You are not permitted to download, save or email this image. Visit image gallery to purchase the image.
For all the talk of the rise of the 'minnows', the thrills of a couple of major upsets and more than 50 hours of sometimes dramatic action in 40 pool matches, the top eight seeds duly took up their places in the quarterfinals.
Ireland's magnificent deconstruction of Australia at Eden Park, the first shock of the tournament, may not have stopped the Wallabies from progressing but it did have a major impact on how the tournament will play out.
By usurping the Tri-Nations champions from their anticipated position as pool winners, the Irish helped ensure that hosts New Zealand, defending champions South Africa, Australia and Argentina were all in the same half of the draw.
With England, France, Wales and Ireland battling it out on the other side, the final is guaranteed to be a clash between the northern and southern hemispheres - the lines along which the sport has so often been divided philosophically.
Although none of the second-tier nations have made it through to the business end of the tournament, there is no doubt that progress is being made in improving the base of the game outside the traditional heartlands.
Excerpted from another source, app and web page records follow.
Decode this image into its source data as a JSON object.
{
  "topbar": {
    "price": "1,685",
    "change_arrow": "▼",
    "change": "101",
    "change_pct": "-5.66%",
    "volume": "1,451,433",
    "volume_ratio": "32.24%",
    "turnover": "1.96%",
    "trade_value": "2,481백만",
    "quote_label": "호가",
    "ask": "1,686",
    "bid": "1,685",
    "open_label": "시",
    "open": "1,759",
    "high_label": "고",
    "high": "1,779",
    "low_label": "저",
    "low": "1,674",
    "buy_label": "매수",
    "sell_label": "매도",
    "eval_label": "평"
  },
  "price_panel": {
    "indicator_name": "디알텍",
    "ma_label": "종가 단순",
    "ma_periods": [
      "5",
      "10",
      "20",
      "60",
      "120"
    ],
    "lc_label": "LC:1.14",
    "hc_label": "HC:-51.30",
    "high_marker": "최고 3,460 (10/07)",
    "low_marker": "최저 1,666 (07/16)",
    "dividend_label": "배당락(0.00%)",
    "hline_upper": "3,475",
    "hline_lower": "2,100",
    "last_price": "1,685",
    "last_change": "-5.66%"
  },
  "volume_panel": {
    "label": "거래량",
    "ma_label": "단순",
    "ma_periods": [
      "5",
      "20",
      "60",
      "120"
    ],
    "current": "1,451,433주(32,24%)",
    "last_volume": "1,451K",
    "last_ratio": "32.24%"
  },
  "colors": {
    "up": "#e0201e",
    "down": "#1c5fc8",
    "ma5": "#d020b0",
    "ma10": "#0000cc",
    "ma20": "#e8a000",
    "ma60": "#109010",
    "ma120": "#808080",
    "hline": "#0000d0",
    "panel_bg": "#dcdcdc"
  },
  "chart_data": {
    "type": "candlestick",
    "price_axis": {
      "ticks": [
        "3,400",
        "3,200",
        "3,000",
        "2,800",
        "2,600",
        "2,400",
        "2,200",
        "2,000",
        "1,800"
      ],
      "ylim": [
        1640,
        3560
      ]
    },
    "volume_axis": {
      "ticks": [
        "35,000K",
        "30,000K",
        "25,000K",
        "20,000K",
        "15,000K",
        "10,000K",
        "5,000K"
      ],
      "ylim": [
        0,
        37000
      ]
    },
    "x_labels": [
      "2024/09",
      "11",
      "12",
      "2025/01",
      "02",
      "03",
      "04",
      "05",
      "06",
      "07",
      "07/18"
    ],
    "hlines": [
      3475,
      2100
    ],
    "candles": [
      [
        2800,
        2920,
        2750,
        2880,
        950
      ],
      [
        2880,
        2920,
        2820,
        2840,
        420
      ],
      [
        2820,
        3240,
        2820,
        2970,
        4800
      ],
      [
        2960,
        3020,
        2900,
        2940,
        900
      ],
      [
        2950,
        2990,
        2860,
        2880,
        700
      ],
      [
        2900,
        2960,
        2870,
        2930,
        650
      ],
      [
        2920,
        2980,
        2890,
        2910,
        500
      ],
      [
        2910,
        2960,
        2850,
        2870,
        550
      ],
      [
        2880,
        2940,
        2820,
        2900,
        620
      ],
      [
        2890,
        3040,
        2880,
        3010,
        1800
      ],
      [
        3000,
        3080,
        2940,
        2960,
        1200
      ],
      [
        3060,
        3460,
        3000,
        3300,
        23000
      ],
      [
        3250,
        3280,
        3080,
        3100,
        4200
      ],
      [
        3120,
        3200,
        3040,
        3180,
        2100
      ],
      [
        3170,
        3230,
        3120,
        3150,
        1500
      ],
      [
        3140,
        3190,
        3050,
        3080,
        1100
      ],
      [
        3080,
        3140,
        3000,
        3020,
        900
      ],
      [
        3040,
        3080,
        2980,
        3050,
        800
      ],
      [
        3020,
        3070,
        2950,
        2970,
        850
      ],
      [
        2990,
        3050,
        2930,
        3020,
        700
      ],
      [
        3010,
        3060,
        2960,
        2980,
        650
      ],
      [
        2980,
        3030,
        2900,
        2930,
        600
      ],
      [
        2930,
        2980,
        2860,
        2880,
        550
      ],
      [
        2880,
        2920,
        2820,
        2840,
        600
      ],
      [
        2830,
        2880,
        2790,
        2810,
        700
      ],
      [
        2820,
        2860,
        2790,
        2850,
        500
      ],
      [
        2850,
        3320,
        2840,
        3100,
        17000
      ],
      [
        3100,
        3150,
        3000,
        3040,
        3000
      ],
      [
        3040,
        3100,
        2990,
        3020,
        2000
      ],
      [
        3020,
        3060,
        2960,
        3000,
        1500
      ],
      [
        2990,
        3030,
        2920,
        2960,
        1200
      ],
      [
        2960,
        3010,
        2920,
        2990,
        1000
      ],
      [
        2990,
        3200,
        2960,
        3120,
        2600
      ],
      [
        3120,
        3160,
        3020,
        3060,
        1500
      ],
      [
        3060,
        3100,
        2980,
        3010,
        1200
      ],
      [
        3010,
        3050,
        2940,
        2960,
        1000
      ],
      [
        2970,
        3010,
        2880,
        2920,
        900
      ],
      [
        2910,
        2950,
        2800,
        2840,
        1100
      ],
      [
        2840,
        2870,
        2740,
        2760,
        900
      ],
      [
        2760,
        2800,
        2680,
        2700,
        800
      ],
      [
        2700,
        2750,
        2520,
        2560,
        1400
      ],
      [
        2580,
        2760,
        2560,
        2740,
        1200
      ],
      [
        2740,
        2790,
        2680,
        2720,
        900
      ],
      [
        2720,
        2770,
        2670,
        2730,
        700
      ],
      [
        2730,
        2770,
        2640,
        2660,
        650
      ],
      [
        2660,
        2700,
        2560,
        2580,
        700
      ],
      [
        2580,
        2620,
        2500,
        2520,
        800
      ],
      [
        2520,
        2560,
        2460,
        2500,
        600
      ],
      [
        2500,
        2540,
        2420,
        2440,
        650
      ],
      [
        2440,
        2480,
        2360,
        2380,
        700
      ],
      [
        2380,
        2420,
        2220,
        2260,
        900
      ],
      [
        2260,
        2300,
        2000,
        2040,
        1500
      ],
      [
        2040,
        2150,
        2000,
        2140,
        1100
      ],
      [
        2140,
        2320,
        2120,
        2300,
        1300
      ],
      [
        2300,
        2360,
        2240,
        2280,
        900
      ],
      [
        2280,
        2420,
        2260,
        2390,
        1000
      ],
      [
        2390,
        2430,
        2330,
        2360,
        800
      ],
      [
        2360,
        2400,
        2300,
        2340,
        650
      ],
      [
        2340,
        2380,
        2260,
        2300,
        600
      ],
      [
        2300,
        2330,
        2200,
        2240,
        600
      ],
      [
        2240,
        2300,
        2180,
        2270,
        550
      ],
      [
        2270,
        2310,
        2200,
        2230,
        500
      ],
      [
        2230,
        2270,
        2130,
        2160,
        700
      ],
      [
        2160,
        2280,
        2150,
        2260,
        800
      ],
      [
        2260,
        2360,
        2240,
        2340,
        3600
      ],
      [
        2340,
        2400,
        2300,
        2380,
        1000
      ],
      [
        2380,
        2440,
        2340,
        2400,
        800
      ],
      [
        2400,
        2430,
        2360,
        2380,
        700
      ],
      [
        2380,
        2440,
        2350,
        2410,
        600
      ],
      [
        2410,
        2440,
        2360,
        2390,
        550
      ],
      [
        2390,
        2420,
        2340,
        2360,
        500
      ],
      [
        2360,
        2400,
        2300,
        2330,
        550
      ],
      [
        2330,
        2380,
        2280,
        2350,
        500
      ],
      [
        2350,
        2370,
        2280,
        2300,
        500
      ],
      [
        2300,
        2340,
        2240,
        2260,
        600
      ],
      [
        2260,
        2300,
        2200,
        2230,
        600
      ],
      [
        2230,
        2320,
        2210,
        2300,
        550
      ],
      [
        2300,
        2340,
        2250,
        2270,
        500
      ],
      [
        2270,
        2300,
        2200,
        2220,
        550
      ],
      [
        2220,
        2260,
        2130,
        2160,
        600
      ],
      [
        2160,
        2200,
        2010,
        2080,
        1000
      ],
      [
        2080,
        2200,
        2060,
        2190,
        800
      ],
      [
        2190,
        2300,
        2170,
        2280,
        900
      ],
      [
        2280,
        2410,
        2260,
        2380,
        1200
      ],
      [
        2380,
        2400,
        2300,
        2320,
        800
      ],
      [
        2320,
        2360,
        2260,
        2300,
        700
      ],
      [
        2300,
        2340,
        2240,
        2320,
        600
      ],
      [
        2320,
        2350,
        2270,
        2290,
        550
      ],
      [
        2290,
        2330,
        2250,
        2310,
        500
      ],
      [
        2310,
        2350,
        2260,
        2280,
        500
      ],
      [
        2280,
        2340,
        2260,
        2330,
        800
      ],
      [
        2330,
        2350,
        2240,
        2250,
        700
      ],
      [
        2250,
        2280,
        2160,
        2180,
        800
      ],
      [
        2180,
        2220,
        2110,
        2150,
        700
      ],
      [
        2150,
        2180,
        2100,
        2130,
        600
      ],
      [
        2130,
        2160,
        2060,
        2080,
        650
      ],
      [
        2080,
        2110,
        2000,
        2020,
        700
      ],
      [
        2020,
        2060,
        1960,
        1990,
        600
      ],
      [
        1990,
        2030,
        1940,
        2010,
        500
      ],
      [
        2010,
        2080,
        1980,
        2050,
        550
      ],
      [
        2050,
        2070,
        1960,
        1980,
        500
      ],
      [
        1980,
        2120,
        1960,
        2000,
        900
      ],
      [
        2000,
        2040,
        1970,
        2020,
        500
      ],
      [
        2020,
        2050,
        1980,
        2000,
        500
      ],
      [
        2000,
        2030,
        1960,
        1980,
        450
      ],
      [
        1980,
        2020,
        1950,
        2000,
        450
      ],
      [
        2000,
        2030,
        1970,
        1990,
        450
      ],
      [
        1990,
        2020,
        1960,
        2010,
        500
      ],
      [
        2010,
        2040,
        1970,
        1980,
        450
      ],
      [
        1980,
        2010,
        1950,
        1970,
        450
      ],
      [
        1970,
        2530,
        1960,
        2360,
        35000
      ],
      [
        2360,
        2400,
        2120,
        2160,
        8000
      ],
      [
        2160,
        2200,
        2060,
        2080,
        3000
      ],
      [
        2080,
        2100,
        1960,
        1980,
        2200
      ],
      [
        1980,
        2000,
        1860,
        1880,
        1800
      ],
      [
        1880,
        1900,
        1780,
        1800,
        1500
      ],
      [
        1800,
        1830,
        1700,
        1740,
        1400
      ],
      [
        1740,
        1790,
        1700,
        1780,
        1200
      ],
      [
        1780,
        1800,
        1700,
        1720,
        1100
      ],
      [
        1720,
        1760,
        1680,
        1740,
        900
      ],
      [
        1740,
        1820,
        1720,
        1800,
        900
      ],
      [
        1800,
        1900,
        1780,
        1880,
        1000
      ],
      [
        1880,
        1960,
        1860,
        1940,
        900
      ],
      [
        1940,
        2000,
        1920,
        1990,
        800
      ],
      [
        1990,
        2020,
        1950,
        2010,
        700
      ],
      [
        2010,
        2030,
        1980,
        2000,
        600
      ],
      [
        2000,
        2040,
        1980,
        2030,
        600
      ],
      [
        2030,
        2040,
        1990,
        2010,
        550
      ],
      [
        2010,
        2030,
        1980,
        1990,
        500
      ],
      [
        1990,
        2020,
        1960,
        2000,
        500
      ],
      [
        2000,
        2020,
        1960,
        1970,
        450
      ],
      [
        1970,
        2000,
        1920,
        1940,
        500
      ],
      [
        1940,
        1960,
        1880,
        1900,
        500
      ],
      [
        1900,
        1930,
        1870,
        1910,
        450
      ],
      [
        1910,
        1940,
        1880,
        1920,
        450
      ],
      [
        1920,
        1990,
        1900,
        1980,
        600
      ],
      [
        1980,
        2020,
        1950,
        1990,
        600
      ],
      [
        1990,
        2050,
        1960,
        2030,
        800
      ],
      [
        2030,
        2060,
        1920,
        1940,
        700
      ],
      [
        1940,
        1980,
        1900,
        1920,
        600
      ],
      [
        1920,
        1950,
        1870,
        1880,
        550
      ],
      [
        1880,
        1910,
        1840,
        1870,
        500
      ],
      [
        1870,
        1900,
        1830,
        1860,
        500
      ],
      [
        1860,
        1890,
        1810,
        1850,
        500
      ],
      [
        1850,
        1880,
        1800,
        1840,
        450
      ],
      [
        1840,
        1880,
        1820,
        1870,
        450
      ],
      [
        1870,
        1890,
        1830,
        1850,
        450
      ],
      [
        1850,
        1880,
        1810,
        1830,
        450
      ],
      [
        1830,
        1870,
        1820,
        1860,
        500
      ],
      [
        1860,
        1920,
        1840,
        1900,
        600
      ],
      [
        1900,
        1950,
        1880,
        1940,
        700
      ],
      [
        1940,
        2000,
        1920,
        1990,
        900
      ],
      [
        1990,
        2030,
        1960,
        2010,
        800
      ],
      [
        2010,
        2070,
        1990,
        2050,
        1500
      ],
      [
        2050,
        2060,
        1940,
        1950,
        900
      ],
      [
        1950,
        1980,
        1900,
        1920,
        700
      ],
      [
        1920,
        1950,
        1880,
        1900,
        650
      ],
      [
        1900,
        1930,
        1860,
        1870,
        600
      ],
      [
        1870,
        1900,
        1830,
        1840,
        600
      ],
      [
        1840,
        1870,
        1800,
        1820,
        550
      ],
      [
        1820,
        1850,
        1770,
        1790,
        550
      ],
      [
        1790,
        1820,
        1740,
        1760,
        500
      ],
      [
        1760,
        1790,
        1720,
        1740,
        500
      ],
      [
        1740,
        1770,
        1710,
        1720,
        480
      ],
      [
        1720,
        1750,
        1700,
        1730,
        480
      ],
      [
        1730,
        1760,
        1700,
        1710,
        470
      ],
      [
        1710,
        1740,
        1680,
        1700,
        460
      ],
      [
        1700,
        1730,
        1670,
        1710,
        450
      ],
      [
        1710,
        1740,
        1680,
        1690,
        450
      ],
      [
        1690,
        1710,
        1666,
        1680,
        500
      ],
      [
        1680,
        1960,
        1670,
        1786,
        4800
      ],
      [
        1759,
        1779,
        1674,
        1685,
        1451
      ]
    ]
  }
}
Romania gave Scotland a real scare in the opening week, Japan battled toe-to-toe with France for much of their pool match and debutants Russia gained huge support not just for their pluck but also for the way they tried to play the game.
"It's a lot stronger this time," said All Black coach Graham Henry. "The so-called minnows in this tournament have really made a statement.
"People have been delighted with the rugby that has been played so overall I think the standard has improved over the 20 teams."
The Pacific island teams of Samoa, Tonga and Fiji no longer carry the "minnow" tag and there will be disappointment that none of the three managed to get through to the knockout stage.
Tonga sprung the second major upset with their defeat of France in their final pool game but were unable to drive home their advantage and score the tries that might have taken them into the last eight.
Tonga have, at least, qualified for the 2015 tournament along with the other teams placed third in their respective pools, Scotland, Italy and Samoa.
Samoa saved their best until it was too late in their close defeat to the Springboks, and like many of the less established teams, complained bitterly about the short turnarounds they had to cope with.
There was no doubt that there was an imbalance between the establishment, who played mainly weekend-to-weekend, and the likes of Samoa, who ended up playing their first three matches over just 12 days.
"Stop exploiting my people. Please, all we ask, is fairness. If they get a week, give us a week. Simple," Samoa centre Eliota Fuimaono-Sapolu said in one of his less strident posts on Twitter. Others compared the injustice to the Holocaust.
The tournament derives a majority of its revenue - and therefore the funding for developing the game - from television rights, which causes some problems for scheduling.
Either all the matches would have to be played at weekends, which would extend the tournament beyond its current seven weeks, or the major nations would have to play in midweek, which would be unacceptable to the television companies.
The sport is desperate to grow but another factor cited frequently by the non-establishment teams that legislates against improvement was the lack of playing time against good opposition between World Cups.
"We are making some good progress but we need games against the top level," said Canada coach Kieran Crowley.
"If we can get games against the middle of the top tier, the Scotlands, the Italys, those sort of teams, if we can get some consistent games against them hopefully we will make some more progress."
But for now, the plight of the lower tier nations is put to one side as the elite prepare for the start of the knockout stages on Saturday.